» PROBLEM REQUIREMENTS
Looking at the listing below, give the number of lines in which the string "core" appears, and add nothing else.

------ DATA TO PROCESS

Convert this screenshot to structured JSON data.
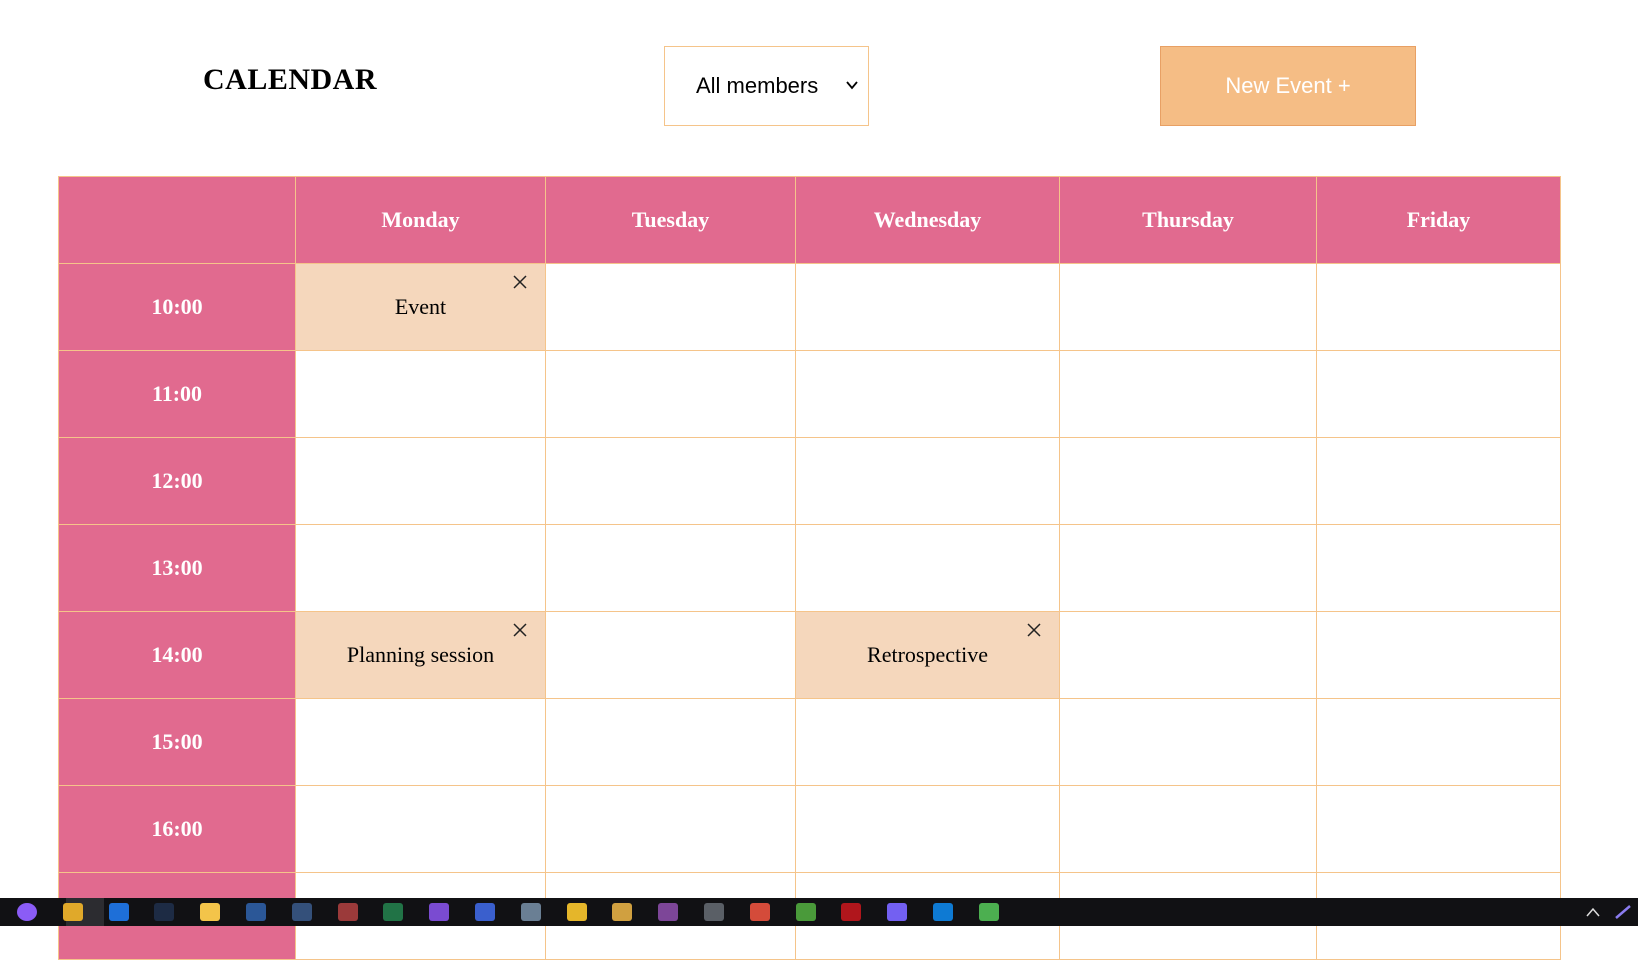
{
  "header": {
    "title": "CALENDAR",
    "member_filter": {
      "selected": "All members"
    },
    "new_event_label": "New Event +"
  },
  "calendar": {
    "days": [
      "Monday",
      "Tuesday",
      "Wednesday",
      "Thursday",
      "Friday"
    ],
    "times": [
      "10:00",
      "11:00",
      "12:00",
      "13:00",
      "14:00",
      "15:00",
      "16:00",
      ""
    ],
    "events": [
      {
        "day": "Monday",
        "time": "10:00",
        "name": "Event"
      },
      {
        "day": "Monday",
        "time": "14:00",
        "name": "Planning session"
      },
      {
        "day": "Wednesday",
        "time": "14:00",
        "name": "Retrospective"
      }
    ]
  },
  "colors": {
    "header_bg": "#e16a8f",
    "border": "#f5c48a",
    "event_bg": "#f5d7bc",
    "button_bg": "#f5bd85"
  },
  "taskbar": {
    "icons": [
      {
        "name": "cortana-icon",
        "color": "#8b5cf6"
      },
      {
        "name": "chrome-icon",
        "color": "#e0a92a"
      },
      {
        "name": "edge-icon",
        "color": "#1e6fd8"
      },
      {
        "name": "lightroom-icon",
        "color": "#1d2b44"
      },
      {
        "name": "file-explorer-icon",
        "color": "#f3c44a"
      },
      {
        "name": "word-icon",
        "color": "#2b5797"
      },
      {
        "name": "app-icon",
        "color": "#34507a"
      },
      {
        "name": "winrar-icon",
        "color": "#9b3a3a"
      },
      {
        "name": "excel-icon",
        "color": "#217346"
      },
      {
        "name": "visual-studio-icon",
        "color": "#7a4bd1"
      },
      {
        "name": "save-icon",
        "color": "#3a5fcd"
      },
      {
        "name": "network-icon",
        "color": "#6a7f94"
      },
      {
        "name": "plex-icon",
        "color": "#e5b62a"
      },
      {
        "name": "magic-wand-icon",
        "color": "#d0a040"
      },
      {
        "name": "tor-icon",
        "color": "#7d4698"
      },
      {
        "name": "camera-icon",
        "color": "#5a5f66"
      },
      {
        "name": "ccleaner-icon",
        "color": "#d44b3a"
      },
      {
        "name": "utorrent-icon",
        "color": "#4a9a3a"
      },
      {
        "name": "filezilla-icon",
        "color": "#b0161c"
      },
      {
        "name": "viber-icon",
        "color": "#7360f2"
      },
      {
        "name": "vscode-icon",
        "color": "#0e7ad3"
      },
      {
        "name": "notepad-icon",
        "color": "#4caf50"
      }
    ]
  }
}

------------
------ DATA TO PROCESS

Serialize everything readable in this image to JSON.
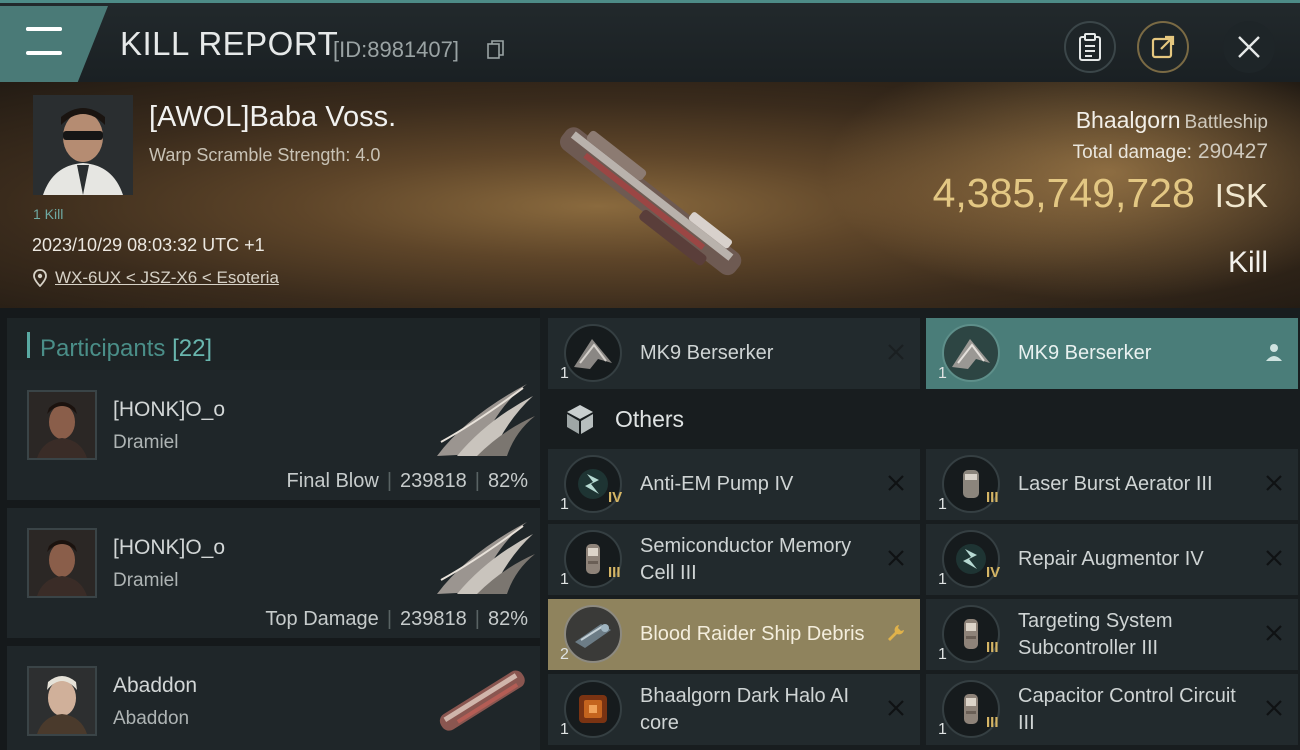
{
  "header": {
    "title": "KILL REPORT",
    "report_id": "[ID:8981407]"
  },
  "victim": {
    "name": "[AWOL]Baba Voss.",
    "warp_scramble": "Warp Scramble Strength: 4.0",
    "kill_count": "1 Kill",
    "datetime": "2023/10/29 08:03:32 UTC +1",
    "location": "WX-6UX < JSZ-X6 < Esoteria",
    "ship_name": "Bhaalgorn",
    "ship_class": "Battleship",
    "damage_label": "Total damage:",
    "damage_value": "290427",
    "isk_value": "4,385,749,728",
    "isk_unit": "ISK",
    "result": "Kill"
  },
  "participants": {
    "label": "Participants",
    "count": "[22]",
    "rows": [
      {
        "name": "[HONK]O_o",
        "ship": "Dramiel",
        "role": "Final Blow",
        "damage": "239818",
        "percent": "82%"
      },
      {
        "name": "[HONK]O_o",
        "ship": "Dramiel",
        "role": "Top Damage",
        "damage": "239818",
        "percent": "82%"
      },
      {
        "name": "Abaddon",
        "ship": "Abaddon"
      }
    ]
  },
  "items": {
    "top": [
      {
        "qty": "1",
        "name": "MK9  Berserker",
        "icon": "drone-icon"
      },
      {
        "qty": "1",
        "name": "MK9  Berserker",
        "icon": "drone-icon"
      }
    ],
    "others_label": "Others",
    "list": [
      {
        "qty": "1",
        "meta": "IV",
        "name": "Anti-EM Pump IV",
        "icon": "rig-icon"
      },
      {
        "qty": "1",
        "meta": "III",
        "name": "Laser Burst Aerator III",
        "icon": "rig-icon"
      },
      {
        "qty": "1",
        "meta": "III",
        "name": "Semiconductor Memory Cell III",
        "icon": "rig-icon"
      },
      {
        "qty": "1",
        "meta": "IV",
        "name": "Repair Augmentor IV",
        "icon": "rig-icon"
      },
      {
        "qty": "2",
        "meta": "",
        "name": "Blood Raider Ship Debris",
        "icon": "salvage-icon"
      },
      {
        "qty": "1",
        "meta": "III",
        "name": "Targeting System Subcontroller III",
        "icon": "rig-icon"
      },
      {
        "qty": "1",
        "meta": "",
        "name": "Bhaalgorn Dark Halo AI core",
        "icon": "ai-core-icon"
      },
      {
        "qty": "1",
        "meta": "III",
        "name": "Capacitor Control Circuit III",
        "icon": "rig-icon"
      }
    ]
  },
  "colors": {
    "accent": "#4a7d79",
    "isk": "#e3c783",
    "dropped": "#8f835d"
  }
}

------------

» ANSWER TO THIS PROBLEM
2